• _What the task asks_
Each line in the records below that has the word "kind" should be copied.

Material to process section start

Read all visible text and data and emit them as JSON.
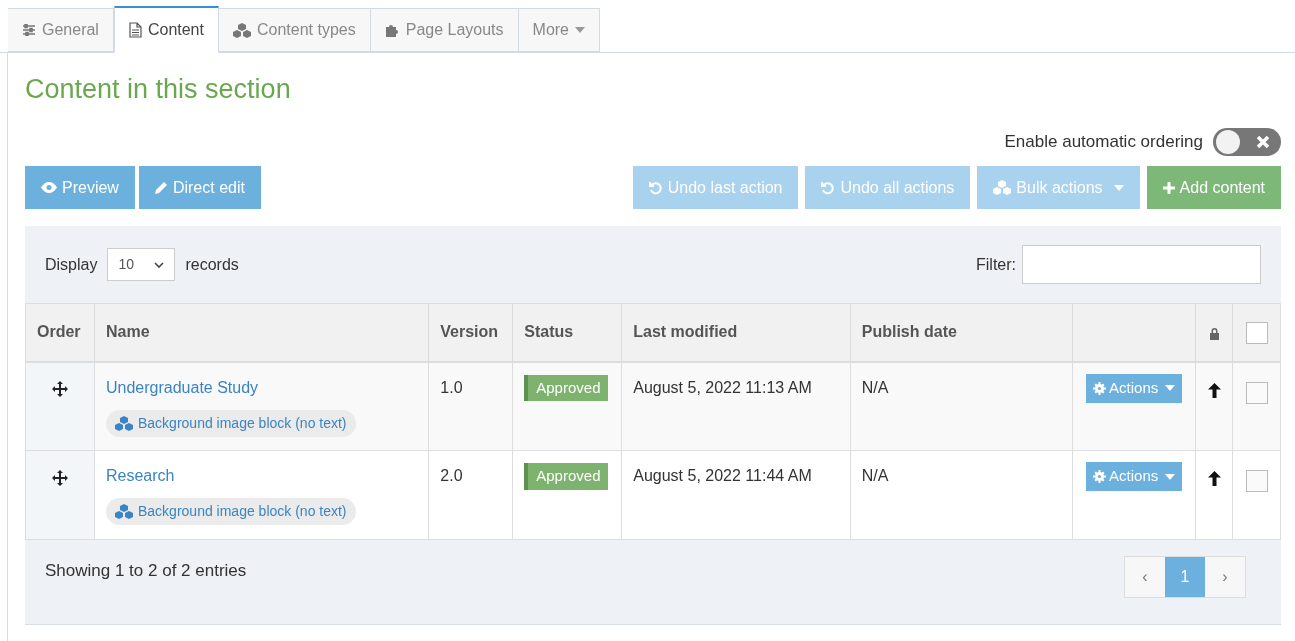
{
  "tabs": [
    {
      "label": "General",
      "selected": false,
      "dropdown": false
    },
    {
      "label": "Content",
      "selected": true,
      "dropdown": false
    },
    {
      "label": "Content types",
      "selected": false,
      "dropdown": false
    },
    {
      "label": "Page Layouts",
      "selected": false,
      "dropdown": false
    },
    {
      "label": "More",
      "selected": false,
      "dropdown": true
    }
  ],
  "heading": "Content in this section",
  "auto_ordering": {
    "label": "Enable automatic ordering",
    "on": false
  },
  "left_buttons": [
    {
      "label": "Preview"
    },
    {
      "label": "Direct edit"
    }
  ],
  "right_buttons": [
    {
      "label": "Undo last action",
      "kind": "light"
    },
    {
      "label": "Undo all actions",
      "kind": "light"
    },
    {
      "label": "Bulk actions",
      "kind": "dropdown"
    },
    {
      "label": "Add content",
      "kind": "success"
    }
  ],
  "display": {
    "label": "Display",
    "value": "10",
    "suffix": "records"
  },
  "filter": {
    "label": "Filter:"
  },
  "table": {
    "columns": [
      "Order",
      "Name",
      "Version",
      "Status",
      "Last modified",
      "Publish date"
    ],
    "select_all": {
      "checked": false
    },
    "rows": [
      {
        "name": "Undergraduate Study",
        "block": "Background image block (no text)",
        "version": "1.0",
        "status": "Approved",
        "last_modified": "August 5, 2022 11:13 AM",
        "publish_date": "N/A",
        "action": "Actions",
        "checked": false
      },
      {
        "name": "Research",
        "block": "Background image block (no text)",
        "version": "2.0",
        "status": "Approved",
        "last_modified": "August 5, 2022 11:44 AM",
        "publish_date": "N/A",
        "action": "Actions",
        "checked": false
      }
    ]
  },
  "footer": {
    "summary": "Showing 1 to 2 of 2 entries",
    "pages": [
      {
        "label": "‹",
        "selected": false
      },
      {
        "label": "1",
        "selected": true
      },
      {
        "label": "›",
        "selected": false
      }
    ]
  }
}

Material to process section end
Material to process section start

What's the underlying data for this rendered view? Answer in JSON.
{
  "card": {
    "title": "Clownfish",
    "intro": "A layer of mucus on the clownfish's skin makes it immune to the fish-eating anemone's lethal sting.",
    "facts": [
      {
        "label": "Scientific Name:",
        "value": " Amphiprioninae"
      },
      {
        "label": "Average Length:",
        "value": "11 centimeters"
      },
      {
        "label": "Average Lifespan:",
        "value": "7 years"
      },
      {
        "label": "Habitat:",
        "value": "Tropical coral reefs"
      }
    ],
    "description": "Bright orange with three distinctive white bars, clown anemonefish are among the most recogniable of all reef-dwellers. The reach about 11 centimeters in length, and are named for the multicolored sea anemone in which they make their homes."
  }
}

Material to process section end

• _Response box_
      "kind": "light"
      "kind": "light"
      "kind": "dropdown"
      "kind": "success"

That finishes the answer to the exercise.